For every line in the listing below that contains the word "this", add one to the tally. State the final number and nothing else.

◆ DATA FOR REVIEW
==========

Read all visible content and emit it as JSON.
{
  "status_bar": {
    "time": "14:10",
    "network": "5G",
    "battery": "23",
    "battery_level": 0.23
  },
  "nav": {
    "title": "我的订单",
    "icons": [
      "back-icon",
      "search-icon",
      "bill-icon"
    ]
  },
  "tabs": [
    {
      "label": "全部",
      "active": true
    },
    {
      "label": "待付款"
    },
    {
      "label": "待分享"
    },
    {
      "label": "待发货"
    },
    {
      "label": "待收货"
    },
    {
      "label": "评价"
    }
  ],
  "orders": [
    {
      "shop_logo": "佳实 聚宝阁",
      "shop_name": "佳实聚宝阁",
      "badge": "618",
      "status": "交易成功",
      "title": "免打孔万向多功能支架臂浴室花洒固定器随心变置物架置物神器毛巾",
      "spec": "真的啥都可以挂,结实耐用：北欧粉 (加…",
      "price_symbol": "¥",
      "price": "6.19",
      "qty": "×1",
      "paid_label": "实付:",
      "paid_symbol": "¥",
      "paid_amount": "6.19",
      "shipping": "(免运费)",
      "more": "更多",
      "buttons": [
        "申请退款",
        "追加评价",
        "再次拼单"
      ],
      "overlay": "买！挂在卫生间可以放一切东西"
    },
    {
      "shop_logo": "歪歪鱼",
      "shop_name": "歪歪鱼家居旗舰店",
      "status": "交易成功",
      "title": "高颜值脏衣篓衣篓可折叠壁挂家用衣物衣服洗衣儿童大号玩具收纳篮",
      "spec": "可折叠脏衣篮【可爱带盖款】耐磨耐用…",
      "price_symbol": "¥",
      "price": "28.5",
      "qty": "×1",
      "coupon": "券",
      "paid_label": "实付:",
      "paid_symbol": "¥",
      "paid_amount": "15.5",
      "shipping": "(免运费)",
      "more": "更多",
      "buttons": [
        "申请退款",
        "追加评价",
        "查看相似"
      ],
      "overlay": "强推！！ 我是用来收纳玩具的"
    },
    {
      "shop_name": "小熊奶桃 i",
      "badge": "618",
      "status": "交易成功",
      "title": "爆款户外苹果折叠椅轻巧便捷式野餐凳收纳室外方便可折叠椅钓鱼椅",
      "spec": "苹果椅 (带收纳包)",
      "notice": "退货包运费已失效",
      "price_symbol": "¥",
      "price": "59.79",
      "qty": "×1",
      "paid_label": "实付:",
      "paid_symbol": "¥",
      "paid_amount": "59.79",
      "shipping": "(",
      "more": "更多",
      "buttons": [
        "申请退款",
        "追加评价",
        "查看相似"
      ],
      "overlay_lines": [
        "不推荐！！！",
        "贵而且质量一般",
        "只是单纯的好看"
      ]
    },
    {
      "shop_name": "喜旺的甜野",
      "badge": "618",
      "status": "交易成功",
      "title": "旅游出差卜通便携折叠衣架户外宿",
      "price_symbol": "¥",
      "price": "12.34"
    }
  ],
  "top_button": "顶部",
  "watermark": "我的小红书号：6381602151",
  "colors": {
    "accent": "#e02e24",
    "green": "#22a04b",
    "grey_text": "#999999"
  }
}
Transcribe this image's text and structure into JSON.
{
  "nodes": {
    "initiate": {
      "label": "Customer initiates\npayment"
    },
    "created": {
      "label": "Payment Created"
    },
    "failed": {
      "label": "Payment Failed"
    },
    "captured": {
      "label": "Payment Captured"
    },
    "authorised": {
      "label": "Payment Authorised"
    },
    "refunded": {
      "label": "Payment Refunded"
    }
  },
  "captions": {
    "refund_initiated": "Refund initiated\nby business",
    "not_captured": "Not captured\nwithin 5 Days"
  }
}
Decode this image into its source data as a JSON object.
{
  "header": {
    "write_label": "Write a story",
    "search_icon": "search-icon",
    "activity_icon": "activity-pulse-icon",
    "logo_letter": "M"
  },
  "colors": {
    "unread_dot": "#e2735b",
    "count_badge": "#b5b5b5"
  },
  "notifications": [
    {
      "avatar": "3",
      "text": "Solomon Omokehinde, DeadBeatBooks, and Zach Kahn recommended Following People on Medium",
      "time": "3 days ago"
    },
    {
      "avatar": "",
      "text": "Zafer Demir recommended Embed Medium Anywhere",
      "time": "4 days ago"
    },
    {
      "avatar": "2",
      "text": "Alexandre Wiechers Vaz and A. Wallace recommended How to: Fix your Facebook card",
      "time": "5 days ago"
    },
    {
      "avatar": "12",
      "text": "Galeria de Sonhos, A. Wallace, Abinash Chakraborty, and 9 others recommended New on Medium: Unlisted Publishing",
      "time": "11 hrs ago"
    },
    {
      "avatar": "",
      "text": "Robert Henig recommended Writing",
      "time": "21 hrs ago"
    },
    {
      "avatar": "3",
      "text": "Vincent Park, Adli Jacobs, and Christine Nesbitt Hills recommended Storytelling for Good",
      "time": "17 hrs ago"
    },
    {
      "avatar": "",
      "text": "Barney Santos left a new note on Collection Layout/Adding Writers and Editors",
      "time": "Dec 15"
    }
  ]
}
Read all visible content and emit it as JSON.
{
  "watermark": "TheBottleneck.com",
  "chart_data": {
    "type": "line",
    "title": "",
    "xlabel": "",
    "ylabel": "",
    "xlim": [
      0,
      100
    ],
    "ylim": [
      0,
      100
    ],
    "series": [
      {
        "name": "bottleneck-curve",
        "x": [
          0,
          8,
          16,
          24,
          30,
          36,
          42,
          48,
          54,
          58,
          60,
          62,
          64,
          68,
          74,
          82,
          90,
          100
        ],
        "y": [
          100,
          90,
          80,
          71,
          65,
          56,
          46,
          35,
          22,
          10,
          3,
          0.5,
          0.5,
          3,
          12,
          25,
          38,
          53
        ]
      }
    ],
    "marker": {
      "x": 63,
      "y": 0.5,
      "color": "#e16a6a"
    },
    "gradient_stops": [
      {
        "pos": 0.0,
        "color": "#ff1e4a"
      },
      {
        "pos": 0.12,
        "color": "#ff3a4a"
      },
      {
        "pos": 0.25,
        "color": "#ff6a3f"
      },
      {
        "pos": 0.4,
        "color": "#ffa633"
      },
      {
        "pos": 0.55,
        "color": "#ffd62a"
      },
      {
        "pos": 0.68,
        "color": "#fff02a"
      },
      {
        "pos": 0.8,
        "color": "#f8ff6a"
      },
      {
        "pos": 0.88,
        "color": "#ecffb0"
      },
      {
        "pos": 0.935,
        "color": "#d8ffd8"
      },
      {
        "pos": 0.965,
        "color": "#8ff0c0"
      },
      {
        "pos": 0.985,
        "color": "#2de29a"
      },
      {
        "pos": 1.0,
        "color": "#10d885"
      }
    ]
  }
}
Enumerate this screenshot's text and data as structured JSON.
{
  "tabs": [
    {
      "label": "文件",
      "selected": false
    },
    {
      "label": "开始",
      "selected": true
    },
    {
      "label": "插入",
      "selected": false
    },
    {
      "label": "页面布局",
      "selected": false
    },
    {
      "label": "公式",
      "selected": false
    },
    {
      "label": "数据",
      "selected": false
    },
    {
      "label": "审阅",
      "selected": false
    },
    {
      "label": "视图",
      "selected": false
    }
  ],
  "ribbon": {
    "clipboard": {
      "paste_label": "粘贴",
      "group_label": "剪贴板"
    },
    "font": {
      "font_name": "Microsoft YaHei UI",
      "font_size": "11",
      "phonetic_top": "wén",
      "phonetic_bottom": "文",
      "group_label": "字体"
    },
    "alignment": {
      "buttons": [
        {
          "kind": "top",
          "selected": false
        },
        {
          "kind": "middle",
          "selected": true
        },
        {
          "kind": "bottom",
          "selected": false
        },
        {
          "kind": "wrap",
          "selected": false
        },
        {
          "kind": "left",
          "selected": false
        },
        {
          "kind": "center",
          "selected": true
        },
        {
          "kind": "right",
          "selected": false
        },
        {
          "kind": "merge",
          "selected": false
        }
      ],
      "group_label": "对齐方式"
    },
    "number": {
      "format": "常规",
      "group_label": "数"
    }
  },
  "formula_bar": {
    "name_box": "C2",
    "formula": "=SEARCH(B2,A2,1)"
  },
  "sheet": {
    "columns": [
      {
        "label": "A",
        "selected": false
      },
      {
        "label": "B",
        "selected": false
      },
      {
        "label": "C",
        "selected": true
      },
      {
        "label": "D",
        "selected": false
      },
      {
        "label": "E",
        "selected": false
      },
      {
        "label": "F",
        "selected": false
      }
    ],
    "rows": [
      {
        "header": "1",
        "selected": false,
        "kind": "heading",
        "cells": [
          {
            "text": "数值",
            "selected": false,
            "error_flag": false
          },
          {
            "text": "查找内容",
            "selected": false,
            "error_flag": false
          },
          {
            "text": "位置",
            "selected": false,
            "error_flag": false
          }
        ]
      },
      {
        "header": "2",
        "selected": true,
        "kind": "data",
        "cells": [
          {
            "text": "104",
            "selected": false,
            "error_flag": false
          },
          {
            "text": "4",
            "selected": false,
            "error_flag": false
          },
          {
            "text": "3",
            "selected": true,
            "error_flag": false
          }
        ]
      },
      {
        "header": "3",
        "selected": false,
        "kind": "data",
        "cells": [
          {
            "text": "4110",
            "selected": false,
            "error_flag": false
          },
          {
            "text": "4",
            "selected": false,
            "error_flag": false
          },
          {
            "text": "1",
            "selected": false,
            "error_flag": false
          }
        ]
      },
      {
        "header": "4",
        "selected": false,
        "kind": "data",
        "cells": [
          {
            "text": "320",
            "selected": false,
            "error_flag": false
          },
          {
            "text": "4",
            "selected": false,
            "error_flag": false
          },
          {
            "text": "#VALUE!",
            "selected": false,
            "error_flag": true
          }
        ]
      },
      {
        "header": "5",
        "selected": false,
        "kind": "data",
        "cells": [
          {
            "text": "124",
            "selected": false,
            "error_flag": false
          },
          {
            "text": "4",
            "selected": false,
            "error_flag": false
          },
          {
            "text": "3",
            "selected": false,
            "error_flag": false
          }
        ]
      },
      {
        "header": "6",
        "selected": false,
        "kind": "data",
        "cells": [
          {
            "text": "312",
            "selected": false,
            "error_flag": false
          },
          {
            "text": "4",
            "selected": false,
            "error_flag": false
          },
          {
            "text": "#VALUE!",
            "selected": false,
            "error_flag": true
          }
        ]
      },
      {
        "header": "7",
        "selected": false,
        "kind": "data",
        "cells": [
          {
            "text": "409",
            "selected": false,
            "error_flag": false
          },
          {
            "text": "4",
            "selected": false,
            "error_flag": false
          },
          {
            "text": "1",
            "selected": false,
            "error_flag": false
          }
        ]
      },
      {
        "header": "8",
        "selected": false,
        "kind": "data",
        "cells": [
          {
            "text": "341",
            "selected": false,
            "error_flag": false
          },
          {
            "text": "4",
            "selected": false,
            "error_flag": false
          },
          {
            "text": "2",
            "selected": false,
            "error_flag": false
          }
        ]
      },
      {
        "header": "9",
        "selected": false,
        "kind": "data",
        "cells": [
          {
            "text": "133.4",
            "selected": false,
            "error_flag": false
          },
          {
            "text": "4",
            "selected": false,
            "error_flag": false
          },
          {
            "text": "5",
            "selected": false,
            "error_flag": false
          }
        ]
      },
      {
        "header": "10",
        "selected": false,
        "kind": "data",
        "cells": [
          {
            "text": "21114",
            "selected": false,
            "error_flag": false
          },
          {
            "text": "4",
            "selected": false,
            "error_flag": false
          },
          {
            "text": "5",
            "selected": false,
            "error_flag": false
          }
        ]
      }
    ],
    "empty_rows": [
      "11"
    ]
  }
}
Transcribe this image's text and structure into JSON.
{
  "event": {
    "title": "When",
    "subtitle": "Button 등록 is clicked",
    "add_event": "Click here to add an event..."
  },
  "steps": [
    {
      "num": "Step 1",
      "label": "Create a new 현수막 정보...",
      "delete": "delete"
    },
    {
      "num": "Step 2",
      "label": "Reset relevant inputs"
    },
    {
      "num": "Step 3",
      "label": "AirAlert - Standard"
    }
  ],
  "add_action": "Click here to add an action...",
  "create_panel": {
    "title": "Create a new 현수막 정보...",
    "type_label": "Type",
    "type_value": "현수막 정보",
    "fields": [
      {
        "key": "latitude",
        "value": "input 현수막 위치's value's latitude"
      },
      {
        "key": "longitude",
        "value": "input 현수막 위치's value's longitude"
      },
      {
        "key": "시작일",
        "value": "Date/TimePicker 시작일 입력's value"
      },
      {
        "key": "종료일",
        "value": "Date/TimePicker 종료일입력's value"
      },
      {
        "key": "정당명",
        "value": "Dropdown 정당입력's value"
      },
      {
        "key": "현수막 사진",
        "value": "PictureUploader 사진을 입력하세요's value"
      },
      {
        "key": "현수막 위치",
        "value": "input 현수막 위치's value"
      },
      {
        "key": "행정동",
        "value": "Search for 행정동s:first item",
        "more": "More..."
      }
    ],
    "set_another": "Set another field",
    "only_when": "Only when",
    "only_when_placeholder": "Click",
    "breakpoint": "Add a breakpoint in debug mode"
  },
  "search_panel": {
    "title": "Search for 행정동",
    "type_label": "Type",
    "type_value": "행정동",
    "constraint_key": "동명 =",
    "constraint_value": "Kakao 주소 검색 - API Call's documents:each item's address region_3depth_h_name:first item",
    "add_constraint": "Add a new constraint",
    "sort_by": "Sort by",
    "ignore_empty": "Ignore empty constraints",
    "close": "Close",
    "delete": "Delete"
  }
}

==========

◆ EXERCISE RESPONSE
4